- _Working data_
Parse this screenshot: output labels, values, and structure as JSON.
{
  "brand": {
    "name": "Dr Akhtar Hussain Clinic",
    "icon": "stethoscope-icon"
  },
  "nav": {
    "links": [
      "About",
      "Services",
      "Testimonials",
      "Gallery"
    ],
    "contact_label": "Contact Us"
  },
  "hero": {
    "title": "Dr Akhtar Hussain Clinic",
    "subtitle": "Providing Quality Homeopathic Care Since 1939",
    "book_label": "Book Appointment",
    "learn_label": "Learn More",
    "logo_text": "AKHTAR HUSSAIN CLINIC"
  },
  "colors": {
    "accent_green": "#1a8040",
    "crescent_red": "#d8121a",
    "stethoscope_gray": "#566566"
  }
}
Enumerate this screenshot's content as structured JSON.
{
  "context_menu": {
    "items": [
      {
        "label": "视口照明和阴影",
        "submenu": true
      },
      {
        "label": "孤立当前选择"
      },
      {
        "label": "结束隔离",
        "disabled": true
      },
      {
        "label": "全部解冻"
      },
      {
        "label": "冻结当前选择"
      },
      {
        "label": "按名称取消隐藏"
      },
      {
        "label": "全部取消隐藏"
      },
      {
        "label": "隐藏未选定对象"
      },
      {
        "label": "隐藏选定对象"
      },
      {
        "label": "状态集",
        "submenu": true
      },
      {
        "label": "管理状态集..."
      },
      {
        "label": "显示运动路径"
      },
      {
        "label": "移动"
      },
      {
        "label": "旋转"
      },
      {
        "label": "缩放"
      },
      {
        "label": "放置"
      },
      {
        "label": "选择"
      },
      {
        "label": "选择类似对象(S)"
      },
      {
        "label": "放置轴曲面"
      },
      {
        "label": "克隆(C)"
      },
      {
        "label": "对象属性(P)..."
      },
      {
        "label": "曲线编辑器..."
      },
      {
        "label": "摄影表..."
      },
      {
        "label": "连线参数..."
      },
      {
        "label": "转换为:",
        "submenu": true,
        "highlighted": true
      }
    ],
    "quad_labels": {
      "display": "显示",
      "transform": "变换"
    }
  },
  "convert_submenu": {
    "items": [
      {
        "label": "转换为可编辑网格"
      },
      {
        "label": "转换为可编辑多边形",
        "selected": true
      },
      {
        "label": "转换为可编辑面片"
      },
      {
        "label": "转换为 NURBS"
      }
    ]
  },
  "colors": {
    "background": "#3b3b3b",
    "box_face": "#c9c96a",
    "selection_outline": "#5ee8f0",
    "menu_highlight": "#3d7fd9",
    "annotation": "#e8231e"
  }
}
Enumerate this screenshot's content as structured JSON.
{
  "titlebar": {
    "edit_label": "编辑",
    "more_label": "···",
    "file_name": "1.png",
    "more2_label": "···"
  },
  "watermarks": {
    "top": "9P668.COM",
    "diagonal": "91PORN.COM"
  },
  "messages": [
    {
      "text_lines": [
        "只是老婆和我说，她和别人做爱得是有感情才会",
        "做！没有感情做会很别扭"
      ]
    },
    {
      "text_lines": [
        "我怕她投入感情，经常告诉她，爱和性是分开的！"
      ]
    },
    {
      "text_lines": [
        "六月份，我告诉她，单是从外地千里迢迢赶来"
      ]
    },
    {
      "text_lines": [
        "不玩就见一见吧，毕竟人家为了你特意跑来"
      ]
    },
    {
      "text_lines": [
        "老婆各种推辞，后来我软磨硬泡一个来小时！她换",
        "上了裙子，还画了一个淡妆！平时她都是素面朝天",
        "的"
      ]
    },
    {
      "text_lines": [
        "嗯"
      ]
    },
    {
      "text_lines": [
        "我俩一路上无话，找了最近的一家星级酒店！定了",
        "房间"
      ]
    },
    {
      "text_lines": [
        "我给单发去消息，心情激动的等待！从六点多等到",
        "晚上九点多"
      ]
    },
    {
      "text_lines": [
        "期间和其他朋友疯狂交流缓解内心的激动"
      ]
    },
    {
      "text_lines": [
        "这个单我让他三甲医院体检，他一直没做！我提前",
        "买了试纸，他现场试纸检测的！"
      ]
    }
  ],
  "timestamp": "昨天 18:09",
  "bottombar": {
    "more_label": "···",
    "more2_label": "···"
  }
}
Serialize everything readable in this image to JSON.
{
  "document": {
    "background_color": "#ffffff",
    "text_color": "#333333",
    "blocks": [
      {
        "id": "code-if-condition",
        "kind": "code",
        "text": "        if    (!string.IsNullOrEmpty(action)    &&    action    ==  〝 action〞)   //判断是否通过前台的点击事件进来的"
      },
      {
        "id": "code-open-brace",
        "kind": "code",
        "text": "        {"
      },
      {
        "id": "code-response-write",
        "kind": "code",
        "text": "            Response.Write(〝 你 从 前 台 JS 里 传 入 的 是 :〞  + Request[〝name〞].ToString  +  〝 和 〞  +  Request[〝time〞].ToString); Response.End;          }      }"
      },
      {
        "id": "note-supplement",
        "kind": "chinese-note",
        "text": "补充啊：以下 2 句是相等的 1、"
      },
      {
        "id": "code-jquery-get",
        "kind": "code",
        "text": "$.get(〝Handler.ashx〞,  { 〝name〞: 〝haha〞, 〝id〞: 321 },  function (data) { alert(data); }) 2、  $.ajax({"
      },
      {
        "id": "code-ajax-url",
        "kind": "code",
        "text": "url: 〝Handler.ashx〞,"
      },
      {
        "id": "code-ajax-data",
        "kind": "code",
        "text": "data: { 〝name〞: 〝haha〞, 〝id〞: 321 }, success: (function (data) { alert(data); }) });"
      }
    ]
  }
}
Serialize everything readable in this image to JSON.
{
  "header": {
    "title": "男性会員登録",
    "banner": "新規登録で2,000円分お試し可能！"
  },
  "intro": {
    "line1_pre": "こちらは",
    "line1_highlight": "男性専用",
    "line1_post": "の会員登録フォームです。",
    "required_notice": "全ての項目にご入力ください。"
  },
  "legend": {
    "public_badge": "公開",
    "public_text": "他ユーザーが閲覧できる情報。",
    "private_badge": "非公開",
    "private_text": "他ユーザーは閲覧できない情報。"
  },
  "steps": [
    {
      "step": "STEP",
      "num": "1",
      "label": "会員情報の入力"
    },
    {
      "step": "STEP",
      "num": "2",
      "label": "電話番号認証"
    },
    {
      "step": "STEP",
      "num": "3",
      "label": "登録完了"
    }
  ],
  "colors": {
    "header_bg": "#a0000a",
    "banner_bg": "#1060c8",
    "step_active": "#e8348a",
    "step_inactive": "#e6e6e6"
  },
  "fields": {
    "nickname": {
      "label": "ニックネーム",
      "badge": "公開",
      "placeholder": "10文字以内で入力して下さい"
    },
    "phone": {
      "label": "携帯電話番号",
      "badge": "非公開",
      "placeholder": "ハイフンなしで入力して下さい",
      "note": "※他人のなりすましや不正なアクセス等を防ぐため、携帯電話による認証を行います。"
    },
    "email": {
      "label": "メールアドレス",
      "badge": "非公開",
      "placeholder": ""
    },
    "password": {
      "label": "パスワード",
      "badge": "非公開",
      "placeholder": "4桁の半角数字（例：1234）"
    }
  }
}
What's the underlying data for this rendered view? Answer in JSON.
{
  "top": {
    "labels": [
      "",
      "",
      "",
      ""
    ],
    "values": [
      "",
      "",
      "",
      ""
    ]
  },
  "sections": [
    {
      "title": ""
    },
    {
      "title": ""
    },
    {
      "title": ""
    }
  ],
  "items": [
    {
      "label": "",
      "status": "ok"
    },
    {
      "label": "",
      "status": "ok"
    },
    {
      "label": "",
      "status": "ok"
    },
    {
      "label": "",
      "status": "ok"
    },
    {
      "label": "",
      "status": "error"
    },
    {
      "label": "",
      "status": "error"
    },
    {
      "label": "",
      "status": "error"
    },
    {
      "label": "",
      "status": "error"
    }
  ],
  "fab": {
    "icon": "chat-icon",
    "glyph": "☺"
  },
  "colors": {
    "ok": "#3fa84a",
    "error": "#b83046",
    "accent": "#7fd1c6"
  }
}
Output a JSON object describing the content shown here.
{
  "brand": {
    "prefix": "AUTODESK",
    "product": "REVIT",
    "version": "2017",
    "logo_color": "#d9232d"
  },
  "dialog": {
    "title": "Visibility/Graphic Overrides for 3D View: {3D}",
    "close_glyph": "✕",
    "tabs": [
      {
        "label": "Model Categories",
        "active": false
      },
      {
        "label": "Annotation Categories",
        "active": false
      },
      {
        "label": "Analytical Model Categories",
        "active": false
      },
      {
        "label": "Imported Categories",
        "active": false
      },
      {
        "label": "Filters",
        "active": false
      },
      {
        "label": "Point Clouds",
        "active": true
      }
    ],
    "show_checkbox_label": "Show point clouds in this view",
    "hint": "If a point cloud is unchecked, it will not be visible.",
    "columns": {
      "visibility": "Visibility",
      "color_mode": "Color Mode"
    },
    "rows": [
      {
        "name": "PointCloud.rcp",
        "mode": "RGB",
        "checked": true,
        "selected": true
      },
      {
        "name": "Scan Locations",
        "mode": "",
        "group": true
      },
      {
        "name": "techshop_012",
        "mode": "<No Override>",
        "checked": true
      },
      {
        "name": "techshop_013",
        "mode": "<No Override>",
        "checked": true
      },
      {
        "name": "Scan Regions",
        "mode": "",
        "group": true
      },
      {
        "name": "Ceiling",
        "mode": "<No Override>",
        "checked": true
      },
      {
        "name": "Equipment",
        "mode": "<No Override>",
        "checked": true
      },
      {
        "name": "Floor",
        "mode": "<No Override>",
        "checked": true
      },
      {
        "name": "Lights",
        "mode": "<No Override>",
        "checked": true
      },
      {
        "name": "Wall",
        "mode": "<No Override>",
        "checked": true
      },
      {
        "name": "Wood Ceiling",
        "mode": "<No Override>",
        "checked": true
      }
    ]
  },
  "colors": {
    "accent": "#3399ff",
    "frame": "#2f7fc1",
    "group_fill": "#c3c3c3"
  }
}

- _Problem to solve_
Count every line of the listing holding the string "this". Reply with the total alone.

- _Completed task_
7